Global trends in internet traffic, data center workloads and data center energy use, 2015-2021
Digitization drives more sustainable outcomes
Data centers are also supporting the digitization of the modern world, which is driving more sustainable outcomes. While it is not measurable as a direct data center benefit, the carbon footprint of digital products and services is much less than their physical counterparts. For example, an email has a smaller footprint than mailing a letter and downloading an album is more energy efficient than buying a disc. Looking at the transport industry, an IEA report found that applying digital solutions to truck operations and logistics could reduce road freight’s energy use by 20-25%.[vi]
All EU countries must be 100% carbon neutral by 2050 and data centers are being asked to reach this target by 2030.
Economies of scale drive more sustainable outcomes
Large data center operators (be they colocation, managed services, networks or cloud) have the economies of scale to apply best practices and drive energy efficiencies across their footprint much faster than small, individual enterprise data centers could achieve on their own. Larger scale also means greater purchasing power when it comes to advancing renewable energy. Taking Equinix as an example, our global reach, scale and buying power have enabled us to:
- Invest over $100 million in energy efficiency upgrades, retrofits and improvements since 2011, which helped us avoid 1.1 million megawatts (MWh) and 430,000 metric tons in carbon emissions over the same time period.
- Purchase renewable energy for 160+ (out of 200+) Equinix International Business Exchange™ (IBX®) data centers.
- Cover over 90% of our worldwide energy consumption with renewable energy. In EMEA, we’ve covered over 95%.
- Deploy cutting edge innovations in our data centers that benefit all our customers such as machine learning to identify new energy efficiencies.IBX SmartViewTM, our real-time data center infrastructure monitoring (DCIM) software, helps customers make better decisions to improve their energy efficiency.
All of these innovations benefit our customers, enabling them to become greener faster and more efficiently than they could on their own.
A look at sustainability in our European data centers
Equinix is committed to supporting sustainable digital growth in the European market. Here’s a look at the some of the sustainability initiatives in our European IBX data centers.
- Green rooftops in our Amsterdam, Zurich and Paris IBX data centers help reduce power consumption and prevent storm water runoff.
- Aquifer thermal energy storage (ATES) in our Amsterdam IBX data centers (AM3, 4, 5 and 6) uses cold groundwater instead of refrigeration to lower the air temperature.
- Free air cooling leverages naturally cool air or water instead of refrigeration to lower air temperature and cold aisle containment (CAC) helps to ensure the cold air stays in and the hot air stays out.
- Solar panels in our London and Amsterdam IBX data centers provide an additional renewable energy source.
- Heat capture in our Amsterdam, Stockholm and Helsinki (HE2, 3 and 4) IBX data centers reuse excess heat for commercial or domestic heating where possible.
Green rooftop at Equinix’s PA8 IBX in Paris

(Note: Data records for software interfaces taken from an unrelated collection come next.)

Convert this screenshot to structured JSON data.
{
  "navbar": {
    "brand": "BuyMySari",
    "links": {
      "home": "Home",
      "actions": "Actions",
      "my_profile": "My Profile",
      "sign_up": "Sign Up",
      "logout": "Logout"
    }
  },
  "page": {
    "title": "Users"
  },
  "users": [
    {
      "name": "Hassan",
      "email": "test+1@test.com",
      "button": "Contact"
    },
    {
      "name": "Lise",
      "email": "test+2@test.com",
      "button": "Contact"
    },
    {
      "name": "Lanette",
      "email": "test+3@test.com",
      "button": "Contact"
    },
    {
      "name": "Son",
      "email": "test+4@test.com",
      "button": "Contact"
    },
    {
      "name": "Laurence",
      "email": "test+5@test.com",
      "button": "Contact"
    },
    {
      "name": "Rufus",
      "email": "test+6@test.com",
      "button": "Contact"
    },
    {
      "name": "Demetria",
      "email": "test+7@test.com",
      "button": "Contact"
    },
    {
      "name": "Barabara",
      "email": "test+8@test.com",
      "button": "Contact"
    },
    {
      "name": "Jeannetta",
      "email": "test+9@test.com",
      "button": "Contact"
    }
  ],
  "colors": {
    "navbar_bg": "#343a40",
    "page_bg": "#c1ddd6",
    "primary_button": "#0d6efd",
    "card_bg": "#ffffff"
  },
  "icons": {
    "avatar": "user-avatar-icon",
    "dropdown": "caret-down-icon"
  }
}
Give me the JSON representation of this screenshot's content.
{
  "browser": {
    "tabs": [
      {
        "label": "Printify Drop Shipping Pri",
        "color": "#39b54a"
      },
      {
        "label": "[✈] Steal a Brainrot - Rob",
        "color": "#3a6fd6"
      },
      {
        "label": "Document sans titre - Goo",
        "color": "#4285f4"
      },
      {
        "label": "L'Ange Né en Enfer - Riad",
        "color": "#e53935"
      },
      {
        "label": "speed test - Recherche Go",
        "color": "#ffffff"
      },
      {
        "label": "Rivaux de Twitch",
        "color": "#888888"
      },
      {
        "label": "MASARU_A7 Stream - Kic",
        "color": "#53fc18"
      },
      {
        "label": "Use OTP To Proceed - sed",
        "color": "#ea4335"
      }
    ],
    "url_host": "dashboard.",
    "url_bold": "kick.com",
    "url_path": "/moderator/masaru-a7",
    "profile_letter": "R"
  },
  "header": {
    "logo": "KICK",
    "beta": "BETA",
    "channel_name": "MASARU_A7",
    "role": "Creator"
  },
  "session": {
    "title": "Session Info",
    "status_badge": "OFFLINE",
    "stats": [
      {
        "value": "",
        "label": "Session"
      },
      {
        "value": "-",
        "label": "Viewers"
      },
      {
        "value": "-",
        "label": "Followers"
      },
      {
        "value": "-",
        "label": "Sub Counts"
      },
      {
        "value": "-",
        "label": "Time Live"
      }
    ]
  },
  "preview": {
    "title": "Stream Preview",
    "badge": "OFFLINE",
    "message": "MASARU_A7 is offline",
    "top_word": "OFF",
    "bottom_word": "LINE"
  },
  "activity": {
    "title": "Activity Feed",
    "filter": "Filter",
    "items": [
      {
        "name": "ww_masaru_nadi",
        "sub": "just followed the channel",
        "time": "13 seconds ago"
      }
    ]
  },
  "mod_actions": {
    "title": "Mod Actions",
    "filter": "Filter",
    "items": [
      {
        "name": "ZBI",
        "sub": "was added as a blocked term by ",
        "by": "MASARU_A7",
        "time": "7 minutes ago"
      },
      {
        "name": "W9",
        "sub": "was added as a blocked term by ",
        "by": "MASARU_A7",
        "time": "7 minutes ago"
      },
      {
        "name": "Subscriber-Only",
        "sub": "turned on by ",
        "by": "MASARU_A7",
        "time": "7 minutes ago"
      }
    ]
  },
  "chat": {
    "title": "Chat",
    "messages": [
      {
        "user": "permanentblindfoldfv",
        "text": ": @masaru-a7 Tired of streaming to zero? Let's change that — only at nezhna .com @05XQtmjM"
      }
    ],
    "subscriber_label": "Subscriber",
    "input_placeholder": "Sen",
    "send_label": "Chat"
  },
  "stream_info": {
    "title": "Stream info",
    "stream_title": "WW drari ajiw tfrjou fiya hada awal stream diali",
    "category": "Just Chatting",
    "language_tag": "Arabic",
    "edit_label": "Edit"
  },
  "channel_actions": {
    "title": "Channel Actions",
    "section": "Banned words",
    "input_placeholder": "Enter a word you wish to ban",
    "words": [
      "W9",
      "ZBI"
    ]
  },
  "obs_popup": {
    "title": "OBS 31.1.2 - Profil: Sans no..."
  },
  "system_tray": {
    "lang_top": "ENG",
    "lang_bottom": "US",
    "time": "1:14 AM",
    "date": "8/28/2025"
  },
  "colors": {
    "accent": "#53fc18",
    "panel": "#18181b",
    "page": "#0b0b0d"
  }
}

Learn more about what Equinix is doing with environmental innovation and responsibility in our interactive sustainability report.
[iv]Wikipedia, Environmental policy of the European Union; Vox, Europe now has its own Green Deal, Dec 2019; Data Center Knowledge, Data Center Operators Vie for Leverage as Europe Eyes Efficiency Rules, Feb 2020.
Companies that uphold high ESG standards are outlasting those who don’t, by nearly double the lifespan.